> TRY IT:
All that is needed is every line of the listing below that has "sender".

> RECORDS FOR THE EXERCISE:
^^^^

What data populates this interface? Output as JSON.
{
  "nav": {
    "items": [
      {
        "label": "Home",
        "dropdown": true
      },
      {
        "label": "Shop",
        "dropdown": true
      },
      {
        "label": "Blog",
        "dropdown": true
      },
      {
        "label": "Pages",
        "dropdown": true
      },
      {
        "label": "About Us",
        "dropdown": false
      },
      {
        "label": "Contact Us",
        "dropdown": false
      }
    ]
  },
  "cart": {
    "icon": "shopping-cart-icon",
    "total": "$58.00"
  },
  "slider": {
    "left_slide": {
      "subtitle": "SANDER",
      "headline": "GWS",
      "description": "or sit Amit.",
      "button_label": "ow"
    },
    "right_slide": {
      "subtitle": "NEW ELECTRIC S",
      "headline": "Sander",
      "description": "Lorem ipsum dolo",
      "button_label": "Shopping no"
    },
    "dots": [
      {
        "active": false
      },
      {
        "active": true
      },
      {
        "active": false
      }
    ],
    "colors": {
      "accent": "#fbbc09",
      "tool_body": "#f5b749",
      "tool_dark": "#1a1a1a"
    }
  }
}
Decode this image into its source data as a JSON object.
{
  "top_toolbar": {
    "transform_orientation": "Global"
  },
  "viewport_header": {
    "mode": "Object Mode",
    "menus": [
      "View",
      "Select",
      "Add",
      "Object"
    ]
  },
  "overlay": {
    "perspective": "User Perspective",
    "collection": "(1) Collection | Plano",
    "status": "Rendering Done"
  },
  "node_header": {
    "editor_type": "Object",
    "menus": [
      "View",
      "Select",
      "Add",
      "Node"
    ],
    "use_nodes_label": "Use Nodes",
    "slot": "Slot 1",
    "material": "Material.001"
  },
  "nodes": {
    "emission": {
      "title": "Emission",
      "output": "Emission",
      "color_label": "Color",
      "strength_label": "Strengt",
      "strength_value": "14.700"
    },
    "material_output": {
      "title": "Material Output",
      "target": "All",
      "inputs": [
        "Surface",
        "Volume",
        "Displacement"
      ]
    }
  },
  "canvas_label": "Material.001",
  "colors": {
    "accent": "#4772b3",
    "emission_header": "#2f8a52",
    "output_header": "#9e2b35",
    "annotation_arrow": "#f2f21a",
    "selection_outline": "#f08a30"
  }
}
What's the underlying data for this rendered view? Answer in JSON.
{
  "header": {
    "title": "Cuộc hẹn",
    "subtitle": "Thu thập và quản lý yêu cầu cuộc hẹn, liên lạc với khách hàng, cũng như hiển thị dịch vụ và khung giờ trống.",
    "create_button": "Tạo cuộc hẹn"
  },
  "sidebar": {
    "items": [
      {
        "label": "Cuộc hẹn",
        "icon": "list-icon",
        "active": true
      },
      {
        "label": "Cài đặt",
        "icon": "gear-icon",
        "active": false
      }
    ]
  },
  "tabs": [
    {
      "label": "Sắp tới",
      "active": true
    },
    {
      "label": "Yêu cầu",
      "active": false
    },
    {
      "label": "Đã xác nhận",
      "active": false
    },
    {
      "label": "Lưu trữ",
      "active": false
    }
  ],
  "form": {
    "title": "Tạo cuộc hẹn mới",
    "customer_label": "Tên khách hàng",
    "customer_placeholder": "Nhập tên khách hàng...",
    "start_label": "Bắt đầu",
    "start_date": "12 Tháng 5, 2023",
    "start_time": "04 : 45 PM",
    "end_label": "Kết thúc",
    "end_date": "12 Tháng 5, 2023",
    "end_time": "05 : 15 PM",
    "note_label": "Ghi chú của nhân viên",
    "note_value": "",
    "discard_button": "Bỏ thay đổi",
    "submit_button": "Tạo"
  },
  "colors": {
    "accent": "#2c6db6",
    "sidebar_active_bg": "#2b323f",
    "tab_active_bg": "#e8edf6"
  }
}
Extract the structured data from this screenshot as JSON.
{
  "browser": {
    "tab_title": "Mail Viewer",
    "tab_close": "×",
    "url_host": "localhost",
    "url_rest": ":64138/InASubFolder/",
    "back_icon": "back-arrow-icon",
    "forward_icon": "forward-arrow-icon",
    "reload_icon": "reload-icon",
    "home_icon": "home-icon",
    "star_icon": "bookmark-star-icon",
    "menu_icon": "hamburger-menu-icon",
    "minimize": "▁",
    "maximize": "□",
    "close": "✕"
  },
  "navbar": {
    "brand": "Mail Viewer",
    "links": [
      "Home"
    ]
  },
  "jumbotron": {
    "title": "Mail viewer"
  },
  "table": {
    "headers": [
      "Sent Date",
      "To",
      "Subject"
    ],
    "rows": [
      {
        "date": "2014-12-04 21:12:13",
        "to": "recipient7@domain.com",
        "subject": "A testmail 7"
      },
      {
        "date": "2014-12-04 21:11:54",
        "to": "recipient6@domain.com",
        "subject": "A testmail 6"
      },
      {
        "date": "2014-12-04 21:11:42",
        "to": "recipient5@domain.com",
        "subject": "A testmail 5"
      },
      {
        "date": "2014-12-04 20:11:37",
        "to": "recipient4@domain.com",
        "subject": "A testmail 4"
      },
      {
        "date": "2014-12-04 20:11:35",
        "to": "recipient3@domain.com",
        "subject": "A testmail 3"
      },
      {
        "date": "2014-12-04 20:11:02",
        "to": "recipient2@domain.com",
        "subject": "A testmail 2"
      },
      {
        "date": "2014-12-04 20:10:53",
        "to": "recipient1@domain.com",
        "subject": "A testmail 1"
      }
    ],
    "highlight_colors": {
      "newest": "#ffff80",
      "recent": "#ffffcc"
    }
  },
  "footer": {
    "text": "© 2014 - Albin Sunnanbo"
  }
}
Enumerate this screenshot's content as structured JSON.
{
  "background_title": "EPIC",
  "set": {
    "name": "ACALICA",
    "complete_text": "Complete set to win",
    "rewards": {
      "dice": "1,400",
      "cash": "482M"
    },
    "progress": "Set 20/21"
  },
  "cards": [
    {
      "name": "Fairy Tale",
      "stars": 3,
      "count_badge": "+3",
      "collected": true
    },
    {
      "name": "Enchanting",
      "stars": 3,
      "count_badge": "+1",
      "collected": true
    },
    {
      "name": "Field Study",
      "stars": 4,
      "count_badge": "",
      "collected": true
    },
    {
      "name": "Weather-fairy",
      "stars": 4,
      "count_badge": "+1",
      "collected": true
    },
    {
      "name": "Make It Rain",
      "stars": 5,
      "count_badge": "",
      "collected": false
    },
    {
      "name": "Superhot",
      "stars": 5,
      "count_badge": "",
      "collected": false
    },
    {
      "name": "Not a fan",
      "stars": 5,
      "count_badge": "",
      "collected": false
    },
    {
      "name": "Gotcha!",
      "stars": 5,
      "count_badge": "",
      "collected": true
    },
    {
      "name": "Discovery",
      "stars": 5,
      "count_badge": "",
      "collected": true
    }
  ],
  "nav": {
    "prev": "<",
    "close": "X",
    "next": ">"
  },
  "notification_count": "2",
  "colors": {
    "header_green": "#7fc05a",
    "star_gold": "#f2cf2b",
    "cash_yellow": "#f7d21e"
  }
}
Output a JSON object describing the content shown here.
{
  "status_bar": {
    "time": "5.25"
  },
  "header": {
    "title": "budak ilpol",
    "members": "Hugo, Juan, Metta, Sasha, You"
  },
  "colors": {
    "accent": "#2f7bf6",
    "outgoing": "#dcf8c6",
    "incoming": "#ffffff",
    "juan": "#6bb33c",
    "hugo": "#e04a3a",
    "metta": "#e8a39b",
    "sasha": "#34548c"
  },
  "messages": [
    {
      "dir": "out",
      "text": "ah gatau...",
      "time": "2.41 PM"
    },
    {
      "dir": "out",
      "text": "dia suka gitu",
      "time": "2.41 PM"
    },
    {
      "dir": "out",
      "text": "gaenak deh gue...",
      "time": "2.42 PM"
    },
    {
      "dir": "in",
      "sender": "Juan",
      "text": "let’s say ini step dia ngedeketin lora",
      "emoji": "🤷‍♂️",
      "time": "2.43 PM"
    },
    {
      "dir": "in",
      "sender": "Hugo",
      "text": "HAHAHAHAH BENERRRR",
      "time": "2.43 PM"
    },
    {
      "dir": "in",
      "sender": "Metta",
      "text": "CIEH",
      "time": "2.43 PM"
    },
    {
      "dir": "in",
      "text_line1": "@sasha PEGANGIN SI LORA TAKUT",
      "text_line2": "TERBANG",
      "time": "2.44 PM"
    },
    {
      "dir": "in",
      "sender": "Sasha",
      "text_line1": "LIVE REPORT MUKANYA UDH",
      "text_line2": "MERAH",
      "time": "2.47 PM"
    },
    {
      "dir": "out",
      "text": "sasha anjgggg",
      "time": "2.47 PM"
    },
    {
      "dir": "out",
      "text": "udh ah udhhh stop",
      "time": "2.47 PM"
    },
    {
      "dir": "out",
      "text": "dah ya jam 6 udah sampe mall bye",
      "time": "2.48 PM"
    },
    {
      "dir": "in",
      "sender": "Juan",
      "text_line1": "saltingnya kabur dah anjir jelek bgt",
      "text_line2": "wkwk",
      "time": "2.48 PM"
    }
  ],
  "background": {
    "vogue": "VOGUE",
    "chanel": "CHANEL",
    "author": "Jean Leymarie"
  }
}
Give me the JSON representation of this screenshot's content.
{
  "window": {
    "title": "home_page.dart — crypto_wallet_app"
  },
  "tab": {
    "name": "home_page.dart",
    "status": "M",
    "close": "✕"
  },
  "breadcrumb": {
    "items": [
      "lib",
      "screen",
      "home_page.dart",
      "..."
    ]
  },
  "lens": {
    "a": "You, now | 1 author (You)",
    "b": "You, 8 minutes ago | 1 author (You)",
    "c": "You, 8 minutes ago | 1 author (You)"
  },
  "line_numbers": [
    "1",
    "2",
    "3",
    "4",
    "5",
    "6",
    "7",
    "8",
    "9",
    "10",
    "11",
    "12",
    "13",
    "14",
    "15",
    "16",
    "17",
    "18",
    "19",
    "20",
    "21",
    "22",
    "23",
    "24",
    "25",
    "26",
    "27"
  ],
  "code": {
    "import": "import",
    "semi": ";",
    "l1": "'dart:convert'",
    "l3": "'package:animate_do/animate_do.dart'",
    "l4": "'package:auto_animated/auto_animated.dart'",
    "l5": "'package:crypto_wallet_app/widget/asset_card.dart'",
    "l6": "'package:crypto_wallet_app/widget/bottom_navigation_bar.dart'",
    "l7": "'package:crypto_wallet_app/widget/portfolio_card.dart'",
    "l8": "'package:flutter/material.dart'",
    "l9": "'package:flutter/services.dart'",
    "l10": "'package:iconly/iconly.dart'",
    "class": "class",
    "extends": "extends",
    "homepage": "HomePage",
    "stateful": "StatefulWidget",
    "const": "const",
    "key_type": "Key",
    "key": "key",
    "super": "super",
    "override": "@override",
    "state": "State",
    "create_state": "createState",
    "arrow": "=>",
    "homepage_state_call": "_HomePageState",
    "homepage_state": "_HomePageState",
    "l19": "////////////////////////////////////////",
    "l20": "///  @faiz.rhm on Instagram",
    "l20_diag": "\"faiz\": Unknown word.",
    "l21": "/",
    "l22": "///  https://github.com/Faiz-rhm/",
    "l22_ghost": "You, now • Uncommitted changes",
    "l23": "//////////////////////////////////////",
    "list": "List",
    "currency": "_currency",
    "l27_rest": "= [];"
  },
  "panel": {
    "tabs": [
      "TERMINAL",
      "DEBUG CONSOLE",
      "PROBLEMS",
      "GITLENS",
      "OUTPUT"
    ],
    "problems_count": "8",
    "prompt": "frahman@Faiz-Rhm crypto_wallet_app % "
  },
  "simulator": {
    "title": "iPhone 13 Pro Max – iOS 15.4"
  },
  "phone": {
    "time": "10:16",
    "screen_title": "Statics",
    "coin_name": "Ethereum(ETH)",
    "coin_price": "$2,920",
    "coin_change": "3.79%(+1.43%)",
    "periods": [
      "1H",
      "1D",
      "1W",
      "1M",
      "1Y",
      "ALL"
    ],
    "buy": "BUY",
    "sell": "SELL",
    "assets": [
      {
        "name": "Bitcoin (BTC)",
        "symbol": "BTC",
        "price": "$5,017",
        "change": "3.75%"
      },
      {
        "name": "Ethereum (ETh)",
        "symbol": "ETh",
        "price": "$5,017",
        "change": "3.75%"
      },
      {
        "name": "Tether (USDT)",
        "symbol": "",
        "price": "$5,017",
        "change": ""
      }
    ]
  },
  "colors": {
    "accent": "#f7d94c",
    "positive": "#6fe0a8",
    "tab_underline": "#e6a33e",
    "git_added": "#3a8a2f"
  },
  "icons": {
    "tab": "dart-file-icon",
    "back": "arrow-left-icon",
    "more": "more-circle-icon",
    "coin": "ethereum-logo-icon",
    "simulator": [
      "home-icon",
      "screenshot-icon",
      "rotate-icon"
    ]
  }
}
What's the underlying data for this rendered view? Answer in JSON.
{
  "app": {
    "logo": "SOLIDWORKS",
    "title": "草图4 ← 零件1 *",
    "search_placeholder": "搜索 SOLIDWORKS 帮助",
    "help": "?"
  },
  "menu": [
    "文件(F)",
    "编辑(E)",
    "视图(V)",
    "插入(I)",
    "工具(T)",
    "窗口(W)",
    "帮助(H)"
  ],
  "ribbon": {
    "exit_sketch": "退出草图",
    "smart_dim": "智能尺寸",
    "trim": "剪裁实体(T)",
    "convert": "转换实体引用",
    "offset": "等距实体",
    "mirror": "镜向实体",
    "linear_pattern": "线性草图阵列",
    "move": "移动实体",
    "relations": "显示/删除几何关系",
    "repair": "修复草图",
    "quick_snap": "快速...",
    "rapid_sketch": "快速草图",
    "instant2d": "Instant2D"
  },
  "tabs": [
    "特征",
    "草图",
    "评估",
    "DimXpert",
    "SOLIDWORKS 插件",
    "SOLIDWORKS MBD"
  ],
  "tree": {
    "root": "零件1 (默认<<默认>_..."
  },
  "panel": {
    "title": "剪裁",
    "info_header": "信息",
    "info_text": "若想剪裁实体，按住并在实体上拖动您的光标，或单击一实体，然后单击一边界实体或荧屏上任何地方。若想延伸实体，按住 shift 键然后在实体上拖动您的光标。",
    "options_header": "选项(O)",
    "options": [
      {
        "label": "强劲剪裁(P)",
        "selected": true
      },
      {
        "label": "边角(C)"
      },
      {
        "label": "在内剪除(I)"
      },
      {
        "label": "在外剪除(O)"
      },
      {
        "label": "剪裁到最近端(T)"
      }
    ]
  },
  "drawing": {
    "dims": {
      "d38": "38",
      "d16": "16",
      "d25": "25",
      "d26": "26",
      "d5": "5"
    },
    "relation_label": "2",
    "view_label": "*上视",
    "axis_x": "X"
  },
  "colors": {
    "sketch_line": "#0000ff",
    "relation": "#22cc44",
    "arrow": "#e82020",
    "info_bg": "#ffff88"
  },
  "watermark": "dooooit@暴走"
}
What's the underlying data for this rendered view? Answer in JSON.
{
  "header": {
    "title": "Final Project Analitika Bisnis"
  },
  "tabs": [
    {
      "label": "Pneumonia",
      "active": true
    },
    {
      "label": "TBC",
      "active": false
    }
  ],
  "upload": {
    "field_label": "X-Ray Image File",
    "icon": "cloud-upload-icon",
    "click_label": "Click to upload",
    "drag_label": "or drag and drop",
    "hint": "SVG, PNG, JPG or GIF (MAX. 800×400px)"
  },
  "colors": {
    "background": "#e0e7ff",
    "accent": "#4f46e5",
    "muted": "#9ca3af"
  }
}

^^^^

> ANSWER BELOW:
      "sender": "Juan",
      "sender": "Hugo",
      "sender": "Metta",
      "sender": "Sasha",
      "sender": "Juan",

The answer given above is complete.